## Goal of the exercise
From the material below, list every line containing "chevron".

## Input data
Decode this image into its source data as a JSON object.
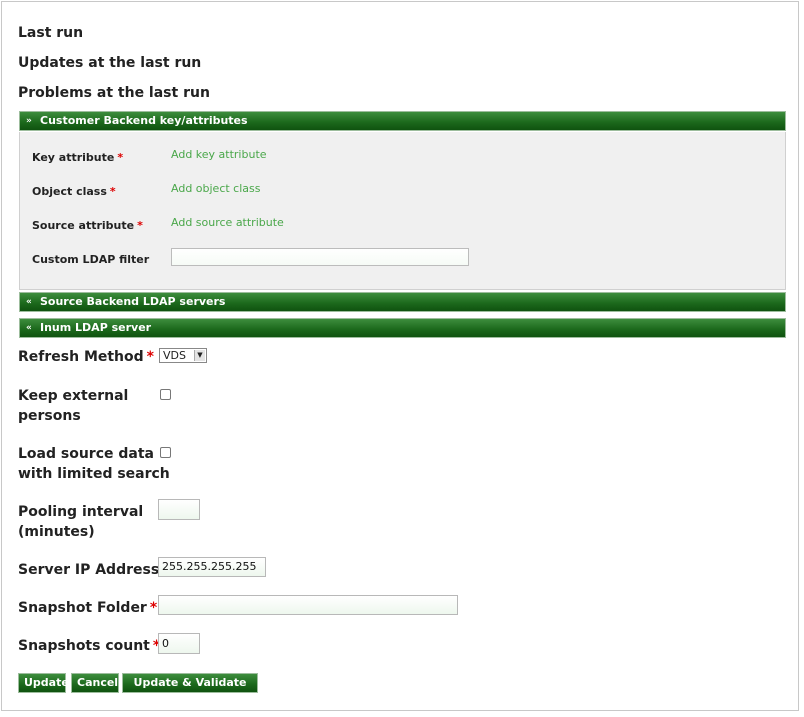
{
  "headings": {
    "last_run": "Last run",
    "updates_last_run": "Updates at the last run",
    "problems_last_run": "Problems at the last run"
  },
  "panels": {
    "customer_backend": {
      "title": "Customer Backend key/attributes",
      "expanded": true,
      "fields": {
        "key_attribute": {
          "label": "Key attribute",
          "required": "*",
          "link": "Add key attribute"
        },
        "object_class": {
          "label": "Object class",
          "required": "*",
          "link": "Add object class"
        },
        "source_attribute": {
          "label": "Source attribute",
          "required": "*",
          "link": "Add source attribute"
        },
        "custom_ldap_filter": {
          "label": "Custom LDAP filter",
          "value": ""
        }
      }
    },
    "source_backend": {
      "title": "Source Backend LDAP servers",
      "expanded": false
    },
    "inum_ldap": {
      "title": "Inum LDAP server",
      "expanded": false
    }
  },
  "form": {
    "refresh_method": {
      "label": "Refresh Method",
      "required": "*",
      "value": "VDS"
    },
    "keep_external": {
      "label_line1": "Keep external",
      "label_line2": "persons",
      "checked": false
    },
    "load_source": {
      "label_line1": "Load source data",
      "label_line2": "with limited search",
      "checked": false
    },
    "pooling_interval": {
      "label_line1": "Pooling interval",
      "label_line2": "(minutes)",
      "value": ""
    },
    "server_ip": {
      "label": "Server IP Address",
      "value": "255.255.255.255"
    },
    "snapshot_folder": {
      "label": "Snapshot Folder",
      "required": "*",
      "value": ""
    },
    "snapshots_count": {
      "label": "Snapshots count",
      "required": "*",
      "value": "0"
    }
  },
  "buttons": {
    "update": "Update",
    "cancel": "Cancel",
    "update_validate": "Update & Validate script"
  },
  "icons": {
    "expanded": "chevron-double-down-icon",
    "collapsed": "chevron-double-up-icon"
  },
  "colors": {
    "accent_green": "#1d6a1d",
    "link_green": "#4aa74a",
    "required_red": "#dd0000"
  }
}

## Answer box
    "expanded": "chevron-double-down-icon",
    "collapsed": "chevron-double-up-icon"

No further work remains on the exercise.